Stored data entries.
· · ·
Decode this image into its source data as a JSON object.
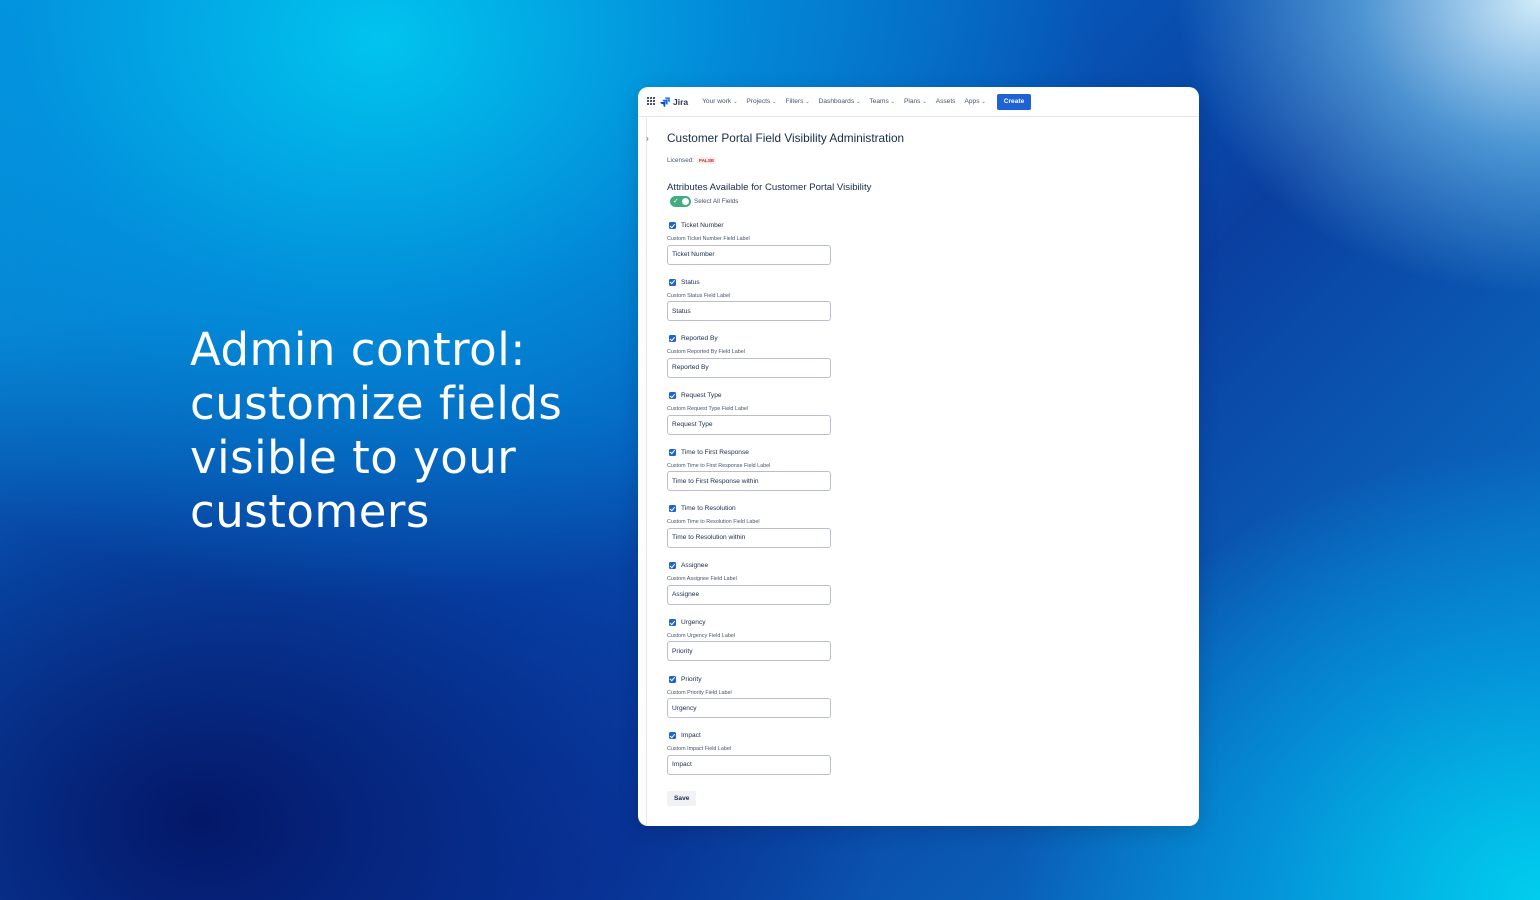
{
  "marketing": {
    "headline": "Admin control: customize fields visible to your customers"
  },
  "colors": {
    "accent": "#1d63d6",
    "toggle_on": "#22a06b",
    "lozenge_bg": "#ffecea",
    "lozenge_text": "#ae2e24"
  },
  "nav": {
    "app_switcher_icon": "grid-icon",
    "logo_text": "Jira",
    "items": [
      {
        "label": "Your work",
        "has_dropdown": true
      },
      {
        "label": "Projects",
        "has_dropdown": true
      },
      {
        "label": "Filters",
        "has_dropdown": true
      },
      {
        "label": "Dashboards",
        "has_dropdown": true
      },
      {
        "label": "Teams",
        "has_dropdown": true
      },
      {
        "label": "Plans",
        "has_dropdown": true
      },
      {
        "label": "Assets",
        "has_dropdown": false
      },
      {
        "label": "Apps",
        "has_dropdown": true
      }
    ],
    "create_label": "Create"
  },
  "page": {
    "title": "Customer Portal Field Visibility Administration",
    "licensed_label": "Licensed:",
    "licensed_value": "FALSE",
    "section_title": "Attributes Available for Customer Portal Visibility",
    "select_all_label": "Select All Fields",
    "select_all_on": true,
    "fields": [
      {
        "name": "Ticket Number",
        "checked": true,
        "label": "Custom Ticket Number Field Label",
        "value": "Ticket Number"
      },
      {
        "name": "Status",
        "checked": true,
        "label": "Custom Status Field Label",
        "value": "Status"
      },
      {
        "name": "Reported By",
        "checked": true,
        "label": "Custom Reported By Field Label",
        "value": "Reported By"
      },
      {
        "name": "Request Type",
        "checked": true,
        "label": "Custom Request Type Field Label",
        "value": "Request Type"
      },
      {
        "name": "Time to First Response",
        "checked": true,
        "label": "Custom Time to First Response Field Label",
        "value": "Time to First Response within"
      },
      {
        "name": "Time to Resolution",
        "checked": true,
        "label": "Custom Time to Resolution Field Label",
        "value": "Time to Resolution within"
      },
      {
        "name": "Assignee",
        "checked": true,
        "label": "Custom Assignee Field Label",
        "value": "Assignee"
      },
      {
        "name": "Urgency",
        "checked": true,
        "label": "Custom Urgency Field Label",
        "value": "Priority"
      },
      {
        "name": "Priority",
        "checked": true,
        "label": "Custom Priority Field Label",
        "value": "Urgency"
      },
      {
        "name": "Impact",
        "checked": true,
        "label": "Custom Impact Field Label",
        "value": "Impact"
      }
    ],
    "save_label": "Save"
  }
}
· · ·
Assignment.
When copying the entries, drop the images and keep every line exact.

Completed task.
Decode this image into its source data as a JSON object.
{
  "marketing": {
    "headline": "Admin control: customize fields visible to your customers"
  },
  "colors": {
    "accent": "#1d63d6",
    "toggle_on": "#22a06b",
    "lozenge_bg": "#ffecea",
    "lozenge_text": "#ae2e24"
  },
  "nav": {
    "app_switcher_icon": "grid-icon",
    "logo_text": "Jira",
    "items": [
      {
        "label": "Your work",
        "has_dropdown": true
      },
      {
        "label": "Projects",
        "has_dropdown": true
      },
      {
        "label": "Filters",
        "has_dropdown": true
      },
      {
        "label": "Dashboards",
        "has_dropdown": true
      },
      {
        "label": "Teams",
        "has_dropdown": true
      },
      {
        "label": "Plans",
        "has_dropdown": true
      },
      {
        "label": "Assets",
        "has_dropdown": false
      },
      {
        "label": "Apps",
        "has_dropdown": true
      }
    ],
    "create_label": "Create"
  },
  "page": {
    "title": "Customer Portal Field Visibility Administration",
    "licensed_label": "Licensed:",
    "licensed_value": "FALSE",
    "section_title": "Attributes Available for Customer Portal Visibility",
    "select_all_label": "Select All Fields",
    "select_all_on": true,
    "fields": [
      {
        "name": "Ticket Number",
        "checked": true,
        "label": "Custom Ticket Number Field Label",
        "value": "Ticket Number"
      },
      {
        "name": "Status",
        "checked": true,
        "label": "Custom Status Field Label",
        "value": "Status"
      },
      {
        "name": "Reported By",
        "checked": true,
        "label": "Custom Reported By Field Label",
        "value": "Reported By"
      },
      {
        "name": "Request Type",
        "checked": true,
        "label": "Custom Request Type Field Label",
        "value": "Request Type"
      },
      {
        "name": "Time to First Response",
        "checked": true,
        "label": "Custom Time to First Response Field Label",
        "value": "Time to First Response within"
      },
      {
        "name": "Time to Resolution",
        "checked": true,
        "label": "Custom Time to Resolution Field Label",
        "value": "Time to Resolution within"
      },
      {
        "name": "Assignee",
        "checked": true,
        "label": "Custom Assignee Field Label",
        "value": "Assignee"
      },
      {
        "name": "Urgency",
        "checked": true,
        "label": "Custom Urgency Field Label",
        "value": "Priority"
      },
      {
        "name": "Priority",
        "checked": true,
        "label": "Custom Priority Field Label",
        "value": "Urgency"
      },
      {
        "name": "Impact",
        "checked": true,
        "label": "Custom Impact Field Label",
        "value": "Impact"
      }
    ],
    "save_label": "Save"
  }
}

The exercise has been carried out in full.